Write out the data exactly, please, and omit the pictures.

### Material provided:
◇ ◇ ◇ ◇ ◇
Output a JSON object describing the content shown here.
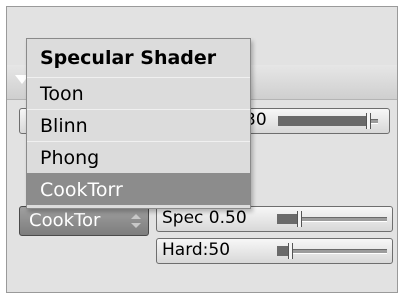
{
  "popup": {
    "title": "Specular Shader",
    "items": [
      {
        "label": "Toon"
      },
      {
        "label": "Blinn"
      },
      {
        "label": "Phong"
      },
      {
        "label": "CookTorr",
        "selected": true
      }
    ]
  },
  "hidden_field": {
    "value_fragment": "30",
    "level": 0.88
  },
  "shader_dropdown": {
    "value": "CookTor"
  },
  "spec_slider": {
    "label": "Spec 0.50",
    "level": 0.25
  },
  "hard_slider": {
    "label": "Hard:50",
    "level": 0.1
  }
}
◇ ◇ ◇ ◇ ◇
### Answer box:
Output a JSON object describing the content shown here.
{
  "popup": {
    "title": "Specular Shader",
    "items": [
      {
        "label": "Toon"
      },
      {
        "label": "Blinn"
      },
      {
        "label": "Phong"
      },
      {
        "label": "CookTorr",
        "selected": true
      }
    ]
  },
  "hidden_field": {
    "value_fragment": "30",
    "level": 0.88
  },
  "shader_dropdown": {
    "value": "CookTor"
  },
  "spec_slider": {
    "label": "Spec 0.50",
    "level": 0.25
  },
  "hard_slider": {
    "label": "Hard:50",
    "level": 0.1
  }
}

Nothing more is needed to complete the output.